The Lightning looked like a playoff contender after beating up on Glenelg, but then Howard came along and blew them out. They need to come back this week with a win over Reservoir’s tough defense, or they could slip further.
Last week: Lost to Howard (2-1), 37-8. This week: home against No. 7 Reservoir (2-1) Saturday at 2.**
6. (5) Glenelg. (1-2, 76-77)
Hard-luck Gladiators BARELY missed a chance at upsetting No. 2 Wilde Lake and jumping into the top three.
Last week: Lost to Wilde Lake (3-0), 38-35. This week: at Hammond (0-3) Friday at 7 .
7. (7) Reservoir. (2-1, 62-38)
Shutout streak came to an end in a big way against the dynamic Mustangs offense. Not too much of a surprise there, though.
Last week: Lost to Marriotts Ridge (3-0), 38-6. This week: at No. 5 Long Reach (1-2) Saturday at 2.
8. (9) Centennial. (1-2, 21-88)
No penalty for getting shut out by River Hill. And now the Ed Holshue cup is looking even more enticing as a competitive game with something on the line.
Last week: Lost to River Hill, 55-0. This week: home against Atholton Friday at 7.
9. (not ranked) Mt. Hebron. (1-2, 38-87)
Welcome to the Top 10, Vikes! And congrats to Ross Hannon on his first win at Mt. Hebron. A Week 3 stunner over Atholton shows they’re over their 2007 hibernation.
Last week: Beat Atholton (0-3), 28-21. This week: home against No. 1 River Hill (3-0) Friday at 7.
10. (8) Atholton. (0-3, 54-99)
The most puzzling free-fall in the league. Losing Matt Robinson (lacerated hand, back this week) in the Howard game did hurt, however.
Last week: Lost to Mt. Hebron (1-2), 28-21. This week: at Centennial (1-2) Friday at 7.
On the bubble: Hammond (0-3), Oakland Mills (1-2).
* Last week’s ranking
Although a stopped clock may be right twice a day, it is not right at a field hockey game.
That was the feeling Sept. 23. Glenelg was playing Atholton when, one minute before halftime, the visible scoreboard clock was stopped. In that final minute, one team was desperately trying to score a goal while the other team was desperately trying to prevent it.

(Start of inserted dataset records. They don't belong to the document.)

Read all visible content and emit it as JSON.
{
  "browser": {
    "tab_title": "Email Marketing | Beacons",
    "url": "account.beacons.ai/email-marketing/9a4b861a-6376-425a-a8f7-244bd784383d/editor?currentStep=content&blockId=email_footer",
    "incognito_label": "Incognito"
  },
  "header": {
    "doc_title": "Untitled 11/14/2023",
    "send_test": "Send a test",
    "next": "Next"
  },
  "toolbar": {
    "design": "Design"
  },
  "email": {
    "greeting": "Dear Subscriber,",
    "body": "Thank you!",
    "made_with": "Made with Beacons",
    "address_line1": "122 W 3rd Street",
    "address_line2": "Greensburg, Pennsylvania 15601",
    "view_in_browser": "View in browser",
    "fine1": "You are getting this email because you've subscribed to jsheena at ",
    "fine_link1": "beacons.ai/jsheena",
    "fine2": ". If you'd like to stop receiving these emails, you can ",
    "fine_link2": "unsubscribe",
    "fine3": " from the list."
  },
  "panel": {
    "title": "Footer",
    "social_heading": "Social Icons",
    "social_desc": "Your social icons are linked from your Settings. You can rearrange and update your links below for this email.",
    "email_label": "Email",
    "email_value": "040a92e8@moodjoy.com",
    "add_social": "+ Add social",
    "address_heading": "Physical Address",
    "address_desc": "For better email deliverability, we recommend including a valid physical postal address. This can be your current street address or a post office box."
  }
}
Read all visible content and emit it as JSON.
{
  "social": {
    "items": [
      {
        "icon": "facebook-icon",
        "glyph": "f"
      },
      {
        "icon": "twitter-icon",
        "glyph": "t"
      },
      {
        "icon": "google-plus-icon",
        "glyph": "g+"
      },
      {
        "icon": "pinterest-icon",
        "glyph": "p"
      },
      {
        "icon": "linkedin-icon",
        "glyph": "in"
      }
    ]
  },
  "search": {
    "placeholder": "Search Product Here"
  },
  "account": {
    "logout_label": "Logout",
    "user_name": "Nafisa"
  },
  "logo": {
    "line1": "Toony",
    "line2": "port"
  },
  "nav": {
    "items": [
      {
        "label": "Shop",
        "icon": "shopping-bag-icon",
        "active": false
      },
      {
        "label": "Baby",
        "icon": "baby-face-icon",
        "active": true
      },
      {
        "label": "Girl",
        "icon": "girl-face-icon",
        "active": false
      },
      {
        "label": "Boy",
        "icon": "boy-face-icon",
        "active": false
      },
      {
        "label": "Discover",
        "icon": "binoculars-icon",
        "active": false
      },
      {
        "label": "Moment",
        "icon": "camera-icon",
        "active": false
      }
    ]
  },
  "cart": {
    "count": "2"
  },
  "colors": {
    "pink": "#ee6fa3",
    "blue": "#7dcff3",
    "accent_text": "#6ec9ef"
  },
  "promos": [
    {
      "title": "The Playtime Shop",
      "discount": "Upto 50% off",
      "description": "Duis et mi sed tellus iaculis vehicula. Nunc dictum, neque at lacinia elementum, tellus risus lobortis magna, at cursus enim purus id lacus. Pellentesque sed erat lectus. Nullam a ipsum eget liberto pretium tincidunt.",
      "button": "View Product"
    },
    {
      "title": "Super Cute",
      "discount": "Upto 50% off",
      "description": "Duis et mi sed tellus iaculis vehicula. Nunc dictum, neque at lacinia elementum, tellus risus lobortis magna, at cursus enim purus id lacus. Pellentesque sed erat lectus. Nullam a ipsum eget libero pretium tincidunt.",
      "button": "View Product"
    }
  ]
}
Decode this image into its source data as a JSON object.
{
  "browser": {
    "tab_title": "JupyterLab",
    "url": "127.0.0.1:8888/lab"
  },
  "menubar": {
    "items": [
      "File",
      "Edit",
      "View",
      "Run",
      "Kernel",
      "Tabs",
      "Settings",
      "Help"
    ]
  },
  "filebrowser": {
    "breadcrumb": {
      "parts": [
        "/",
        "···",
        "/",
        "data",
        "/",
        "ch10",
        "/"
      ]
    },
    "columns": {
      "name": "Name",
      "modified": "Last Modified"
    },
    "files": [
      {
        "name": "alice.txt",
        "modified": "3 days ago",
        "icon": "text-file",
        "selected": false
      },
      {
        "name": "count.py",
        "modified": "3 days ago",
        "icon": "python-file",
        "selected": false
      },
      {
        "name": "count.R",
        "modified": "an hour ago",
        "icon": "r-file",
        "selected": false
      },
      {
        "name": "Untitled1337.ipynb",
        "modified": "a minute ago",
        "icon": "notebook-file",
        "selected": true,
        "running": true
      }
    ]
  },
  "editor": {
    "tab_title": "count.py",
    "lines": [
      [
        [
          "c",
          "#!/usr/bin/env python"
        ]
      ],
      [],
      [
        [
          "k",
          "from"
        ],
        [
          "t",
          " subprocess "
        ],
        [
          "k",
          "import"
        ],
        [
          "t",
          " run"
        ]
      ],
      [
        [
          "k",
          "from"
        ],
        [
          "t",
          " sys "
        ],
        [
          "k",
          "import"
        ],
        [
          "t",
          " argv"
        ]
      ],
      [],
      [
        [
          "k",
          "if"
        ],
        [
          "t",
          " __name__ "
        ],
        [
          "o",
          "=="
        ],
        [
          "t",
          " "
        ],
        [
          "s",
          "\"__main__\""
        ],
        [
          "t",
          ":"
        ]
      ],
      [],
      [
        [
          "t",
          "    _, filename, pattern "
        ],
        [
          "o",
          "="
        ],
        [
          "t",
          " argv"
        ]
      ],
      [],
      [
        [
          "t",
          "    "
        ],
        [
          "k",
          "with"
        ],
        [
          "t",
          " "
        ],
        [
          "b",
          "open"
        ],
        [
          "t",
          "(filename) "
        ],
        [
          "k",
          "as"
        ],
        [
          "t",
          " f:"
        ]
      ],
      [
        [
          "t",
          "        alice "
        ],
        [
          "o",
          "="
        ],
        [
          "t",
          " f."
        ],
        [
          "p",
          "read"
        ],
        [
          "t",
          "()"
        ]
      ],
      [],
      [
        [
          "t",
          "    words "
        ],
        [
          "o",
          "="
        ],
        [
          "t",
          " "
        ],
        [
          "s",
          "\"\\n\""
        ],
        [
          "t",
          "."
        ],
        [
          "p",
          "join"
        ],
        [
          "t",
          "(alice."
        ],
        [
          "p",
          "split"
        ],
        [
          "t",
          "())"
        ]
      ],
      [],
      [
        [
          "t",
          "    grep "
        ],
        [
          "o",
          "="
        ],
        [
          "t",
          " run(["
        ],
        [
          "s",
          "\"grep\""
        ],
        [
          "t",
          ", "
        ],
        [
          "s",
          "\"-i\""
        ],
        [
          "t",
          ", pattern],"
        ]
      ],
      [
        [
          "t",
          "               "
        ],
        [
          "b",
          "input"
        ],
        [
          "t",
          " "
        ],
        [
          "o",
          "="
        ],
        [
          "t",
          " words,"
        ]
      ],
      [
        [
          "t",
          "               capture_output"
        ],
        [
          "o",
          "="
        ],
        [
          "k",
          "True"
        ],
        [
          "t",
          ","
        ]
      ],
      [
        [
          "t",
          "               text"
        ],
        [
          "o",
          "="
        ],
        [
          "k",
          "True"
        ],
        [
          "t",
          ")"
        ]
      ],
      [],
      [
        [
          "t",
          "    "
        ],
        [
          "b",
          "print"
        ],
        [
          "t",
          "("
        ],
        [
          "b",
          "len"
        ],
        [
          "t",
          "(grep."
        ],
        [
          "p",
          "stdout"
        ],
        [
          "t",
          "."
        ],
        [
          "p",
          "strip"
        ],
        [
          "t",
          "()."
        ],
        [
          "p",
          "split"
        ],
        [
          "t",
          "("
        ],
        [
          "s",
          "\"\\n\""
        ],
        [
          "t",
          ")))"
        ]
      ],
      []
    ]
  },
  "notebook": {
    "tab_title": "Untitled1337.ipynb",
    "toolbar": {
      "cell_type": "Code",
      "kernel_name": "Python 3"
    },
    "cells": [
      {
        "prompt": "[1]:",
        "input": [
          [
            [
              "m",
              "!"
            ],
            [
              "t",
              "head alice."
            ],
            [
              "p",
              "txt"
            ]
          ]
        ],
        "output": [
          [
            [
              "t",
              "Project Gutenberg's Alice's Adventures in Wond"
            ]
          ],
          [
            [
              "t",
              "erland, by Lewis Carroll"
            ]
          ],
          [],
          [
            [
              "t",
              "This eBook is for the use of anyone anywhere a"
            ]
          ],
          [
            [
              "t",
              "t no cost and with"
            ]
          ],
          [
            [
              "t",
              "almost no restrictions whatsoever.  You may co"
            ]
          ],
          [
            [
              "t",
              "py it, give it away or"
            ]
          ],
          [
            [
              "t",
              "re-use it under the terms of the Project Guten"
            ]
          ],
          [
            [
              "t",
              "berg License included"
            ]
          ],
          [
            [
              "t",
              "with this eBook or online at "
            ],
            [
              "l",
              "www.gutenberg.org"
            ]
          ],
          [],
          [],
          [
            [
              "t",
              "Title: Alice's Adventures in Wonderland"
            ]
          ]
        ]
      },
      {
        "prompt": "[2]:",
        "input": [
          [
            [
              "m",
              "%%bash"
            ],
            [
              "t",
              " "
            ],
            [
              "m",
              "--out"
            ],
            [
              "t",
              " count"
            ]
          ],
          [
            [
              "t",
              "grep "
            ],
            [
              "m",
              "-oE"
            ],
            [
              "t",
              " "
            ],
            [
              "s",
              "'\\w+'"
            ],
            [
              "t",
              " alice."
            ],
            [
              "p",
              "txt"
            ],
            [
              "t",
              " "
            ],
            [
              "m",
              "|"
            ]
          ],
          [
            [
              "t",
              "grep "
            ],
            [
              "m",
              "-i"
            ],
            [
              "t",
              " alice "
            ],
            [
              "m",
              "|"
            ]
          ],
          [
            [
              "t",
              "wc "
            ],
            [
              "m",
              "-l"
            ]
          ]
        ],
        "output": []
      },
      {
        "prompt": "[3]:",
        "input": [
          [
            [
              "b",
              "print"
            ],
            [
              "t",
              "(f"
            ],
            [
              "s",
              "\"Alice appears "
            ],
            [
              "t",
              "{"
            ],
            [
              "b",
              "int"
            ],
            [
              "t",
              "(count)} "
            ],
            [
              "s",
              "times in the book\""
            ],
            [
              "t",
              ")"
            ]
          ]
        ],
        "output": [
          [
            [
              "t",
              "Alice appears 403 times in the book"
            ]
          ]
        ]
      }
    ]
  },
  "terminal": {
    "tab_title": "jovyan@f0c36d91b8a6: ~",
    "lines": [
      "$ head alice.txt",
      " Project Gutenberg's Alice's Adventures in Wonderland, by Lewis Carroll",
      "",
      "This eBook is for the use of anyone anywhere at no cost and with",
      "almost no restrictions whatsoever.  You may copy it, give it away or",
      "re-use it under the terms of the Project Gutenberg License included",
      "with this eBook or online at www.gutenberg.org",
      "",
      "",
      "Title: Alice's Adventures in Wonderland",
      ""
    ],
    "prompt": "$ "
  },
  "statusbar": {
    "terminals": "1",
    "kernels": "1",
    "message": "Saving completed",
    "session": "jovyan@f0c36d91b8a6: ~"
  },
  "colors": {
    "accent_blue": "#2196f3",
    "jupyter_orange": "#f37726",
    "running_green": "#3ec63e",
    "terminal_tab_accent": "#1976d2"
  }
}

Wouldn’t it be nice for the players, coaches and fans to know exactly how much time remained?
This isn’t the first time this year that a clock has been intentionally stopped before the end of the half or game. When it happens, the timer brings a hand-held clock on to the field and counts down the final 10 seconds.
The stated reason for freezing the clock is that even though the official’s whistle ends the game, the officials are afraid the players will stop play if they hear the scoreboard horn go off at :00.
But such reasoning is a mistake.
The Maryland Public Secondary Schools Athletic Association’s fall tournament bulletin states that “If there is a visible working scoreboard, it shall be used as the official clock.”
The passage is marked as a change from years past.
“The state field hockey committee wants the visible clock used,” said Glenelg coach Ginger Kincaid. She is a member of the committee.
Visible scoreboards and visible clocks are fairly new for field hockey. The main reason is that the fields aren’t often located near a source of electricity. (A wag might insert here that: Nobody cares about field hockey anyway.)
That is changing. Better fields, middle school-level feeder programs and indoor hockey teams are bringing new interest to the game. Gone are those vinyl flip cards that showed the score. They were barely visible from across the field anyway.
At halftime, the Atholton and Glenelg coaches met with the officials and the clock stayed on in the final minute of the second half.
Andrew took his first job with the Howard County Times as an editorial assistant/obituary writer in 2001. He has written about an array of sports, from rugby to roller skate dancing. Andrew was a (mediocre) swimmer at Loyola College, but he enjoys playing many sports, including rec-league softball, kickball, basketball, football, soccer, and ultimate Frisbee. He would play rec-league unicycle badminton if he could find a league. He is a fan of all the Baltimore sports clubs, from the O’s to the Blast. When he’s not obsessing over the athletic endeavors of others, Andrew enjoys watching zombie movies from the 70s and 80s. He resides in Catonsville.